Indeed, if we read John 1:14, we find the evangelist, in his own version of Jesus’ entry into the world, speaking of the “Word” becoming “flesh”. Now, John’s depiction of the Word is clearly inspired by the creation narratives of Genesis 1 and 2. And in those narratives, we find God’s creation climaxing in the formation of man. There, God breathed his Spirit into his image-bearer, and divinity and humanity came together. With the miraculous birth of Jesus, the natural and the spiritual – divinity and humanity – came together in an even more profound manner when God’s wisdom took on the fleshly existence of man, and a baby was born to a young Jewish woman. It focused the entire trajectory of Jesus’ mission in one spectacular act and set the stage for what would follow, culminating in the epochal events of Jesus’ death and resurrection. If Jesus represented true humanity to the world – and by that, I mean the perfect union of God and man – then his birth dramatized that purpose and established the precedent for his ministry and the model he presented to sinful humanity. Thus, the birth of Jesus – in a word, Christmas – means the entry of true humanity into this dark world, a light shining in the darkness.

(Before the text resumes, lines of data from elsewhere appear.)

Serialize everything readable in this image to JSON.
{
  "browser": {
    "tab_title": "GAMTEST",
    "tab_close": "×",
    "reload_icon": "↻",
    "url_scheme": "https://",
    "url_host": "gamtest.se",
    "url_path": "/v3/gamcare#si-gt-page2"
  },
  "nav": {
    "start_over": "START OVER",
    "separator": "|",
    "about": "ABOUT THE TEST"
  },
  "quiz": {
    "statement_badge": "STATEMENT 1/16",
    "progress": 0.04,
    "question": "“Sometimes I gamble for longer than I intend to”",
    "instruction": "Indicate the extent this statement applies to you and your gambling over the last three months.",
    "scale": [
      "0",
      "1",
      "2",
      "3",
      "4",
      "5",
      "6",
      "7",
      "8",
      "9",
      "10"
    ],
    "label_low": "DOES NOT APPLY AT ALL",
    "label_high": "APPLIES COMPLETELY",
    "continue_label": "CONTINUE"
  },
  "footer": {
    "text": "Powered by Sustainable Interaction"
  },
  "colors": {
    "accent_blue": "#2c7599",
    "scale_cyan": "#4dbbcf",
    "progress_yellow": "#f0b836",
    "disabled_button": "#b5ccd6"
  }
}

So much more could be said. For example, Christmas makes no sense without Easter. In other words, the Incarnation means little without Calvary, for Jesus did not simply model true humanity; he also gave his own life in order that sin – the one thing standing between humanity and God – might be defeated and man might enjoy reconciliation with his Creator. There is a strong link connecting those two events. But, since this is Christmas, I wanted to reflect on the events that set this ministry, this mission, in motion. Let us give thanks for the king who humbled himself twice: first, by adopting the likeness of sinful humanity; and second, by dying the perfect death for us so that we might be saved, redeemed, set free. We will celebrate the latter in a few months. Let us celebrate the former now.